Michael Boo has been involved with drum and bugle corps since 1975, when he marched his first of three seasons with the Cavaliers.

He has a bachelor's degree in music education and a master's degree in music theory and composition.

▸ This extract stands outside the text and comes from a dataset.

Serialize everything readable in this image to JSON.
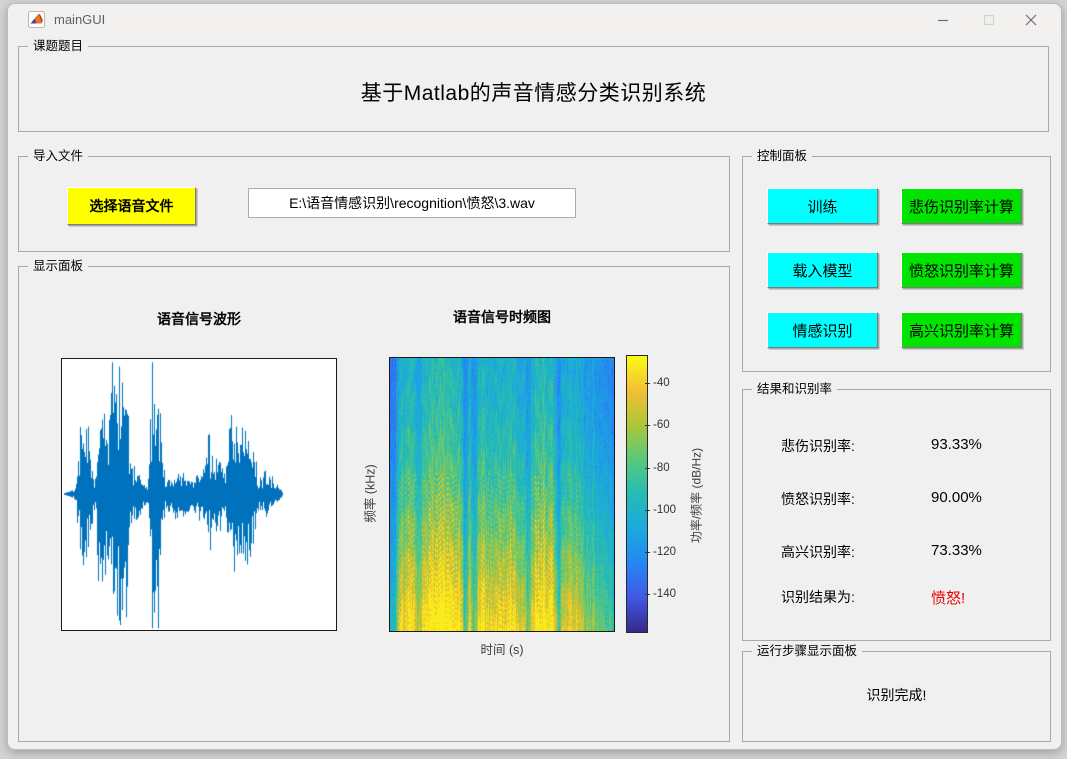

He has written about the drum corps activity for over a quarter century for publications such as Drum Corps World, and presently is involved in a variety of projects for Drum Corps International, including souvenir program books, CD liner notes, DCI Update and Web articles, and other endeavors. Michael currently writes music for a variety of idioms, is a church handbell and vocal choir director, an assistant director of a community band, and a licensed Realtor in the state of Indiana. His other writing projects are for numerous publications, and he has published an honors-winning book on the history of figure skating. His hobbies include TaeKwonDo and hiking the Indiana Dunes. But more than anything, Michael is proud to love drum corps and to be a part of the activity in some small way, chronicling various facets of each season for the enjoyment of others.